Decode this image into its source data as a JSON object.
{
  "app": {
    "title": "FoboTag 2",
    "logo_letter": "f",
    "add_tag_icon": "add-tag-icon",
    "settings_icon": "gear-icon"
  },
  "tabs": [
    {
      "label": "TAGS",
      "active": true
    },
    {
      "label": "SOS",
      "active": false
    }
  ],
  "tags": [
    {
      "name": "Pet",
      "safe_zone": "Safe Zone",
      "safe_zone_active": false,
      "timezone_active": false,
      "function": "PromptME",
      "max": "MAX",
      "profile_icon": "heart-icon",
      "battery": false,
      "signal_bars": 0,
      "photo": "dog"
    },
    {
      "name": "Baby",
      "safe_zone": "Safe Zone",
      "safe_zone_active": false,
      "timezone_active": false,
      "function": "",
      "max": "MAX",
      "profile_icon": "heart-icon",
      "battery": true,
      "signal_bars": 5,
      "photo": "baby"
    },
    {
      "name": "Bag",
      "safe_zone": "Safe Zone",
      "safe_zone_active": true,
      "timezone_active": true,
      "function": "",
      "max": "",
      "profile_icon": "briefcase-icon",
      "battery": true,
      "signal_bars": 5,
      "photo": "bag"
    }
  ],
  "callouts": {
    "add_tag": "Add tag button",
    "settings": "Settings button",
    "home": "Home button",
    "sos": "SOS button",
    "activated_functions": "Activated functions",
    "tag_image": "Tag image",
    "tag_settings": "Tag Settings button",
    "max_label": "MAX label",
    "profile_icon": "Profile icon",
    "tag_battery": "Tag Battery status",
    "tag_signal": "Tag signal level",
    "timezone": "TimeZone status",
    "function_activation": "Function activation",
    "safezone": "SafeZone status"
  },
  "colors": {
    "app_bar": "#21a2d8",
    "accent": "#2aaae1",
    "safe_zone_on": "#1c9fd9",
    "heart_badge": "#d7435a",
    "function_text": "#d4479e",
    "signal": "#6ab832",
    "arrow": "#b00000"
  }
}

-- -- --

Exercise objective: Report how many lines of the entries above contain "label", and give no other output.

Task solution: 3